*Work task*
All of the data should be restated word for word, with the pictures omitted.
[Start of section]
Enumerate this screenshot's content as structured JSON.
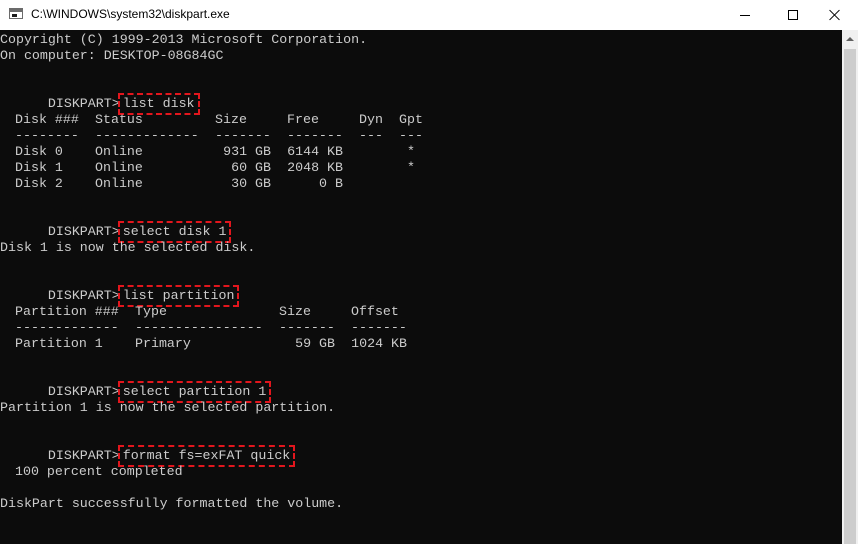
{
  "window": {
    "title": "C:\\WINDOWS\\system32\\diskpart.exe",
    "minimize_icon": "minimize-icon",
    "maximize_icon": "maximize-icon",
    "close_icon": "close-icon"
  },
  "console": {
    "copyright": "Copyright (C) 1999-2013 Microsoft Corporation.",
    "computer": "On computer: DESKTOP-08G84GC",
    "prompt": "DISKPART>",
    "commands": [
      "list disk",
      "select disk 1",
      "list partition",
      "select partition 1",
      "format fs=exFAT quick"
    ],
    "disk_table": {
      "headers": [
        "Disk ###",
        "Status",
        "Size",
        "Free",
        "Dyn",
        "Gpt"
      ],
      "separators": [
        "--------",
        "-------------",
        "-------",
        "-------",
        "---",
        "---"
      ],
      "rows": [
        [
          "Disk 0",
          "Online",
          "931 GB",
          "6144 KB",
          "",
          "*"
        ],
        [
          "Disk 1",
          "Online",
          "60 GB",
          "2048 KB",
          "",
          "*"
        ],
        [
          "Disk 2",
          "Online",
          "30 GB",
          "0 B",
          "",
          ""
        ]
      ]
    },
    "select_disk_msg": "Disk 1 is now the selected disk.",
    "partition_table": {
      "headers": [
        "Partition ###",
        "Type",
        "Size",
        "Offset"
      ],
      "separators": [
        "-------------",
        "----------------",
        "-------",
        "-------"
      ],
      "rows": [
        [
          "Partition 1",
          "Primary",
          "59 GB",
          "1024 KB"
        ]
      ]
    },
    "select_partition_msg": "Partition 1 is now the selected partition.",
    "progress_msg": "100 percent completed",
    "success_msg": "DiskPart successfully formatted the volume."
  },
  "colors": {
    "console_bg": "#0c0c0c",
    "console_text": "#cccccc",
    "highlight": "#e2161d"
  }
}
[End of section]
*Completed exercise*
Enumerate this screenshot's content as structured JSON.
{
  "window": {
    "title": "C:\\WINDOWS\\system32\\diskpart.exe",
    "minimize_icon": "minimize-icon",
    "maximize_icon": "maximize-icon",
    "close_icon": "close-icon"
  },
  "console": {
    "copyright": "Copyright (C) 1999-2013 Microsoft Corporation.",
    "computer": "On computer: DESKTOP-08G84GC",
    "prompt": "DISKPART>",
    "commands": [
      "list disk",
      "select disk 1",
      "list partition",
      "select partition 1",
      "format fs=exFAT quick"
    ],
    "disk_table": {
      "headers": [
        "Disk ###",
        "Status",
        "Size",
        "Free",
        "Dyn",
        "Gpt"
      ],
      "separators": [
        "--------",
        "-------------",
        "-------",
        "-------",
        "---",
        "---"
      ],
      "rows": [
        [
          "Disk 0",
          "Online",
          "931 GB",
          "6144 KB",
          "",
          "*"
        ],
        [
          "Disk 1",
          "Online",
          "60 GB",
          "2048 KB",
          "",
          "*"
        ],
        [
          "Disk 2",
          "Online",
          "30 GB",
          "0 B",
          "",
          ""
        ]
      ]
    },
    "select_disk_msg": "Disk 1 is now the selected disk.",
    "partition_table": {
      "headers": [
        "Partition ###",
        "Type",
        "Size",
        "Offset"
      ],
      "separators": [
        "-------------",
        "----------------",
        "-------",
        "-------"
      ],
      "rows": [
        [
          "Partition 1",
          "Primary",
          "59 GB",
          "1024 KB"
        ]
      ]
    },
    "select_partition_msg": "Partition 1 is now the selected partition.",
    "progress_msg": "100 percent completed",
    "success_msg": "DiskPart successfully formatted the volume."
  },
  "colors": {
    "console_bg": "#0c0c0c",
    "console_text": "#cccccc",
    "highlight": "#e2161d"
  }
}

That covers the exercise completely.